Please state how many lines of the data below contain the word "title", offering nothing besides the number.

_ _ _ _

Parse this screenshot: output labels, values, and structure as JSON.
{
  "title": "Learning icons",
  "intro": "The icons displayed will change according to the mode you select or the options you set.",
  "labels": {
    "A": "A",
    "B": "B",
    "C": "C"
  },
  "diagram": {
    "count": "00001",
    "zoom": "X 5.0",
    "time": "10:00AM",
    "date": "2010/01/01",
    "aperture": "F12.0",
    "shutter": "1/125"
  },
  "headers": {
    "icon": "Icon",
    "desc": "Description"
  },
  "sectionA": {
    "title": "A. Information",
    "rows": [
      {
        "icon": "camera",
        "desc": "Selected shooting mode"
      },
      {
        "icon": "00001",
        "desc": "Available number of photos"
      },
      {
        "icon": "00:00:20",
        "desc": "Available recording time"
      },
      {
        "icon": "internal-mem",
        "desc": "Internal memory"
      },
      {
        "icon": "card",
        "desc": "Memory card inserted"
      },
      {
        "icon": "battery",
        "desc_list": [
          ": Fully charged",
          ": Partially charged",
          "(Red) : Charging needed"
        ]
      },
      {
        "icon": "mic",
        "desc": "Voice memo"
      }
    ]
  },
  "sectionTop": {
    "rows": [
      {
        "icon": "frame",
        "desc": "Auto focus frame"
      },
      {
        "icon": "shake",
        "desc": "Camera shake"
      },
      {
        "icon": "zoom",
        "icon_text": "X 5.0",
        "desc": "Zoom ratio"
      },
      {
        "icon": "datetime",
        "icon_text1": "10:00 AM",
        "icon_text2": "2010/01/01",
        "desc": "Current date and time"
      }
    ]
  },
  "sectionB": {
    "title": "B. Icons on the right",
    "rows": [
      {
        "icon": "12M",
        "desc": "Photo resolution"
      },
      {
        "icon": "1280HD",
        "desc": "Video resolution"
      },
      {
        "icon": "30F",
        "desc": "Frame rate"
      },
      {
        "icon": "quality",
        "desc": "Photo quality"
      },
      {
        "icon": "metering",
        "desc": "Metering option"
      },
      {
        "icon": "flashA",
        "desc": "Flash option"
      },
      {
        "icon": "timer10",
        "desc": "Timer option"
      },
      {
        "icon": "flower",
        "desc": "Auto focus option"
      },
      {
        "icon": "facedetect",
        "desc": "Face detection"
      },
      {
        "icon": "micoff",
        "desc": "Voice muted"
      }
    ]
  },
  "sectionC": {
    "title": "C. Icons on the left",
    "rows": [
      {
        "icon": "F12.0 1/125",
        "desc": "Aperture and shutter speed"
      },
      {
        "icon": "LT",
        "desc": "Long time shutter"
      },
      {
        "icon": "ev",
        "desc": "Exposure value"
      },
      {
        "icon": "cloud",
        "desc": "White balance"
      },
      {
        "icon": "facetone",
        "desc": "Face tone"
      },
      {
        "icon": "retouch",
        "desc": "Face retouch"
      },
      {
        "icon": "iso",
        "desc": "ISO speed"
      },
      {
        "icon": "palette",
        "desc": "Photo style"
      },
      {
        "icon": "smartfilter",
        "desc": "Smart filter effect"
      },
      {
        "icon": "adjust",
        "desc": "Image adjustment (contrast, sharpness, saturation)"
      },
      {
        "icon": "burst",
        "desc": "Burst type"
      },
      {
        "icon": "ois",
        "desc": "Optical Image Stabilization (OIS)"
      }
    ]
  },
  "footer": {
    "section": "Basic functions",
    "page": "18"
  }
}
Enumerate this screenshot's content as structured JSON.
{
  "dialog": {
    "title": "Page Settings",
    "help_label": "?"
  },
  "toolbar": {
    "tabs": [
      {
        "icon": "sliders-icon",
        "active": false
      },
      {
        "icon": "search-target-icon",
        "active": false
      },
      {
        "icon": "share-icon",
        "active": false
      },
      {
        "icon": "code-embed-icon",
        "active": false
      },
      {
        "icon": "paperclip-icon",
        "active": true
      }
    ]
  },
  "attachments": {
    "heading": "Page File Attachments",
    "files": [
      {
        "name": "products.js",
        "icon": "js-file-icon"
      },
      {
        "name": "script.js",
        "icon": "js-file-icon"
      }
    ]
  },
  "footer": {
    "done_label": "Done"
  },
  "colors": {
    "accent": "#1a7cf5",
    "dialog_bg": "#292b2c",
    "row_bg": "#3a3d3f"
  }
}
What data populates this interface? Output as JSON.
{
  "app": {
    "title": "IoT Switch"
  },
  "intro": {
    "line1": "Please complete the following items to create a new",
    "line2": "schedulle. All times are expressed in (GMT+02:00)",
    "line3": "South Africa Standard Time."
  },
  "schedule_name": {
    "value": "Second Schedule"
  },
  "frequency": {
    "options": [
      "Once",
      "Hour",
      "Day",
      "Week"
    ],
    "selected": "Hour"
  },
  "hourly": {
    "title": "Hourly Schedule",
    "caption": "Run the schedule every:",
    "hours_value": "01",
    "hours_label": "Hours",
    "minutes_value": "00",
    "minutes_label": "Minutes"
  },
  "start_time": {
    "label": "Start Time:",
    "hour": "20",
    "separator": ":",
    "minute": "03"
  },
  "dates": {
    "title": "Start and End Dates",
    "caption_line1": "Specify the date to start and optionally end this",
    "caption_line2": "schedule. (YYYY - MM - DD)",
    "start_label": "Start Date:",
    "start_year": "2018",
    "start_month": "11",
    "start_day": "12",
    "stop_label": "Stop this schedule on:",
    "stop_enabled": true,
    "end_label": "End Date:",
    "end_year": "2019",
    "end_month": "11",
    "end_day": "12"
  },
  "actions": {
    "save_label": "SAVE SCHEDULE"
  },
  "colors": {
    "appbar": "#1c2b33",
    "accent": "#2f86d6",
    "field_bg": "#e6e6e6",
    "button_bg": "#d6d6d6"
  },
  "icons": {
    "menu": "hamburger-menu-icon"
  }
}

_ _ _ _

## SOLUTION TO THE EXERCISE
8